East Belfast Elementary fifth-graders donate to Food Cupboard
"'Tis the Season to be Giving, Fa-la-la-la- la, la-la-la-la!" This is the heading atop the page of a flyer announcing the East Belfast Elementary School's traditional fund drive for the Greater Bay Area Ministerium Food Cupboard. The annual event, headed by Lynn Hoenig's fifth-grade class, invites all the students to bring donations for the food cupboard.
"Instead of the children swapping gifts with classmates, the families of East Belfast School are encouraged to donate the would-be gift money — say $3 per child, more if desired — to the Food Cupboard," said Hoenig.

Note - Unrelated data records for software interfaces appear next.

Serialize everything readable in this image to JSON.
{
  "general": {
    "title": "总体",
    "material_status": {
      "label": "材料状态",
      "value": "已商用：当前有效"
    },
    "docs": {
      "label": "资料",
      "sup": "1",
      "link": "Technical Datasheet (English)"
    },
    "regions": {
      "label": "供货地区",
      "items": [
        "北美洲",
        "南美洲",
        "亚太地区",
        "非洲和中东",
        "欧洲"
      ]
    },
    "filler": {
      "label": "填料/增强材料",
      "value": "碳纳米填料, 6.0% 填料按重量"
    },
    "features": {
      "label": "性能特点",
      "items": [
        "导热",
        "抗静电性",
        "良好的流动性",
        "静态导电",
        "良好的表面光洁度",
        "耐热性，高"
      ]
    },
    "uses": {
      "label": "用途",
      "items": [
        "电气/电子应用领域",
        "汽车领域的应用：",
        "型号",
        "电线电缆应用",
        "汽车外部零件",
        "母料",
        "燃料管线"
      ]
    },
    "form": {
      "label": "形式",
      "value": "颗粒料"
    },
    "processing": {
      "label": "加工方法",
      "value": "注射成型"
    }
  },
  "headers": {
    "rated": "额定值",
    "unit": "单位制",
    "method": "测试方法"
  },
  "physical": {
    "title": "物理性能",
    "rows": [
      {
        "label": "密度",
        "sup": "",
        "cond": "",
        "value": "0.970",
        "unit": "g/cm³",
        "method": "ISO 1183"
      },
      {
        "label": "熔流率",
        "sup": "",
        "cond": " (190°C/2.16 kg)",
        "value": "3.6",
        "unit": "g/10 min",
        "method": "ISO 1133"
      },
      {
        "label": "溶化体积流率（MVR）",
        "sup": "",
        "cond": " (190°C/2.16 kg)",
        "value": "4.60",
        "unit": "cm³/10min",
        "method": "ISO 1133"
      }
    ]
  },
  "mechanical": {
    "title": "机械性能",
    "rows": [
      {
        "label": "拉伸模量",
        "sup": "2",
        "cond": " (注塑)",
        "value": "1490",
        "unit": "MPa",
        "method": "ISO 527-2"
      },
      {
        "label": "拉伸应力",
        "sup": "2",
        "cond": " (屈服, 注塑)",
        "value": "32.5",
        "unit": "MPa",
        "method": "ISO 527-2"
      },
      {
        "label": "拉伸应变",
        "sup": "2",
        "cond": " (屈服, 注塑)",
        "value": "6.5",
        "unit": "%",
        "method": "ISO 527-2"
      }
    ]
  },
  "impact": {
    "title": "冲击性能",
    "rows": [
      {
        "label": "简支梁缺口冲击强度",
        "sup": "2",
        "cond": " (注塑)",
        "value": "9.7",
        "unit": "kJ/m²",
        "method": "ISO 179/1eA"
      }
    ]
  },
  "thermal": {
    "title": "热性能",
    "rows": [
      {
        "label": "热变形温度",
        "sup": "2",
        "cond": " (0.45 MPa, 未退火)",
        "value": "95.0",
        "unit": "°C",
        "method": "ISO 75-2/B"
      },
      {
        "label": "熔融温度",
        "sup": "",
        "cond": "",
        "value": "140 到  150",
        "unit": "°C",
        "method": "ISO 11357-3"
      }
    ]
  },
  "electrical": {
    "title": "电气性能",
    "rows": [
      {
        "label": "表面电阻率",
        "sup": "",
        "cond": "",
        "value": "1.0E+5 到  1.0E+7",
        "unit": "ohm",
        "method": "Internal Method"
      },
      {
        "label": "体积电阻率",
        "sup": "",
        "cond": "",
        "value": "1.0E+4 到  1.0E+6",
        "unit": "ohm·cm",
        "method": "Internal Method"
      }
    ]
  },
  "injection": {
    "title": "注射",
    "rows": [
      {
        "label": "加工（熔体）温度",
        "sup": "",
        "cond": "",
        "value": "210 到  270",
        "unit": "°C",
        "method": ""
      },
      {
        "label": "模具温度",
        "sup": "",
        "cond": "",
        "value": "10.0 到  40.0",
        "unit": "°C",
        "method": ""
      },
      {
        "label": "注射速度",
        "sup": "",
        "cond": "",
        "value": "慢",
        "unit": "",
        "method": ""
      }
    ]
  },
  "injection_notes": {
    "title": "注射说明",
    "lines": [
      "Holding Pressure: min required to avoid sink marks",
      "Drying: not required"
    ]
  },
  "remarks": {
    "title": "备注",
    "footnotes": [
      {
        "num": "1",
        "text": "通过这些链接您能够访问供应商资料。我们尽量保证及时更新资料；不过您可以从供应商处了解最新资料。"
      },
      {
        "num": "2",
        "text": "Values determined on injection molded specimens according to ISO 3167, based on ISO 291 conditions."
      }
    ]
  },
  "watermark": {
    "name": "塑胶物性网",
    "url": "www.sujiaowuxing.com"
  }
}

The students also collect non-perishable foods to donate. It all begins with a visit by clergy members of the Greater Bay Area Ministerium (GBAM) early in December. This year, Rev. Joel Krueger of the First Church in Belfast, UCC and Rev. Alan Shumway of the First Baptist Church of Belfast, helped the students in the kick-off of their fund raiser with the Maine Hunger Pain Game, a game that shows how easy it can be for families in Maine to find themselves in a situation of need where they might require the help of a place like the Food Cupboard.
But the big event came two weeks later, as the fifth graders planned and organized their annual Holiday Bazaar on Thursday, Dec. 19. Students are invited to do some holiday shopping for small donated items with nickels, dimes and quarters. This year, with the proceeds from the Bazaar and donations from students and teachers, the school gave a total of $760 to the GBAM Food Cupboard! In addition to this, they gathered four boxes of non-perishable food items, plus a 50 pound sack of Maine-grown potatoes given by one of the teachers.
As part of the fund raising event, the fifth graders each do a pushup or a jumping-jack for every dollar and food item that is donated.
Hoenig shared the following story:
"One day we got a donation of $50 from the second graders who have been collecting change since September. They had talked about it and decided that they wanted to give the change that had been collected up to that point to the Food Cupboard. So Ms. Page, their teacher took it to the coin counter and it came to $49.98. A man was standing there and chipped in 2 cents to make $50. So when they gave us that, the fifth graders had their work cut out for them! Many of the other children in other grades would do the exercises with us to support our efforts."